Quark-gluon plasmas are among the subjects that have been most extensively researched by physicists in recent times. Thanks to the largest particle accelerators in operation today - the Large Hadron Collider (LHC) in Europe and the Relativistic Heavy Ion Collider (RHIC) in the United States - it is now possible to reproduce a quark-gluon plasma in the laboratory. This state of matter is believed to have predominated in the universe for a fraction of a second after the Big Bang.
According to the standard cosmological model, the duration of the quark-gluon plasma in the primordial universe was no more than one millionth of a second, since the universe is thought to have cooled approximately 10-6 s after the Big Bang to the extent that quarks and gluons could no longer move freely and instead became confined in hadrons (protons, neutrons, mesons, etc.). In the high-energy nuclear collisions produced at the LHC and RHIC, the quark-gluon plasmas last for an even shorter time - approximately 10-23 s - because of steep pressure gradients. Despite their transience and tiny volume (the diameter of a proton is on the order of 10-15 m), quark-gluon plasmas conceal intense and complex inner activity.
This activity is gradually being unveiled in LHC and RHIC experiments, and new theoretical approaches have been developed to explain or predict their results. A case in point, among many others, is the study "Hydrodynamic predictions for mixed harmonic correlations in 200 GeV Au+Au collisions", published in Physical Review C and highlighted as an Editors' Suggestion.
The study was performed by Fernando Gardim, from the Science & Technology Institute at the Federal University of Alfenas, Minas Gerais State (Southeast Brazil); Frédérique Grassi and Matthew Luzum, from the Physics Institute at the University of São Paulo (USP); and Jacquelyn Noronha-Hostler, from the Department of Physics at the University of Houston.
"Because of its very short duration, a quark-gluon plasma can't be observed directly," Grassi told. "The experiments are able to detect the hadrons formed when quarks and gluons recombine. These hadrons propagate in several directions. Their angular distribution around the axis of collision supplies highly relevant information about the plasma's structure and dynamics and, consequently, about the nature of the fundamental interactions in matter. Our study, which was theoretical, set out to predict specific patterns in the hadrons' angular distribution."

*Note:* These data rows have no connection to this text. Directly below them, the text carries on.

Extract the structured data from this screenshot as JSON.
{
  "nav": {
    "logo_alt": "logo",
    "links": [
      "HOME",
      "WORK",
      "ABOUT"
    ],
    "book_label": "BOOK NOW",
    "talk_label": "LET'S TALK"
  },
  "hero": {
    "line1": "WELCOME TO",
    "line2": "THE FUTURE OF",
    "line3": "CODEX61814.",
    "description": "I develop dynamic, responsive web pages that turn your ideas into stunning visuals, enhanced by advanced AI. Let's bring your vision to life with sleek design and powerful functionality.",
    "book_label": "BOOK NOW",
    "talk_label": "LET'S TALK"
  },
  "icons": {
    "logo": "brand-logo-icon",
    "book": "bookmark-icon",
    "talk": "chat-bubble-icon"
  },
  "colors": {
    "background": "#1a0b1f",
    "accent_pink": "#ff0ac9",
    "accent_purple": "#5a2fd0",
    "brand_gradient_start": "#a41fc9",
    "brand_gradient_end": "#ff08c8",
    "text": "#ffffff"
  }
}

The researchers used a hydrodynamic model called NeXSPheRIO, which accurately reproduced a broad range of data obtained experimentally at RHIC. The computer simulations performed on this basis enabled the researchers to make predictions that can be tested in new experiments so that the model can be validated or corrected.
"The angular distribution observed in the experiments is decomposed into a sequence known in mathematics as a Fourier series," Grassi explained. "Each term in the series corresponds to a specific feature of the distribution, and the series as a whole tells us how many particles move according to each pattern. The phrase 'mixed harmonic correlations' used in the title is the technical term that names the correlations among different Fourier coefficients.
"If a quark-gluon plasma were strictly homogeneous and had the properties of a gas [if its particles interacted very little], then the resulting flow of hadrons would be isotropic [equal in all directions]. But that's not the case. Actual flows detected experimentally are anisotropic, and the angular distribution exhibits non-null Fourier coefficients, which tells us that the plasma is not homogeneous and that its particles interact strongly."
The distribution coefficients are classified according to their geometric characteristics as elliptic, triangular, quadrangular, pentagonal, etc. The predominant flow is elliptic, because the hadron jet is much stronger in one of the directions orthogonal to the axis of collision. This distribution, which results from the strong interaction between quarks and gluons, indicates that the plasma is not a gas but a liquid. However, it is not just any liquid: the fact that the elliptic flow is not attenuated shows that the viscosity of this liquid is extremely low. In fact, a quark-gluon plasma is the least viscous - or most perfect - liquid ever discovered.
"Previous research had already shown that a quark-gluon plasma is a quasi-perfect liquid. What our study added was a better understanding of the non-homogeneity of the energy distribution inside the plasma," Grassi explained. With its very short duration and minute dimensions, a quark-gluon plasma is highly dynamic. Fluctuations cause its energy density to vary from one region to another. The study offers deeper insight into the link between these dynamics and fluctuations.
"Because NeXSPheRIO has so far agreed well with all observations made to date at RHIC, we believe its predictions can be used as a basis of comparison for new measurements to be made at the US collider," Grassi said. "Any deviation from the predictions will supply valuable non-trivial information, either about the initial phase of the collision that gives rise to the plasma or about the intrinsic properties of the medium."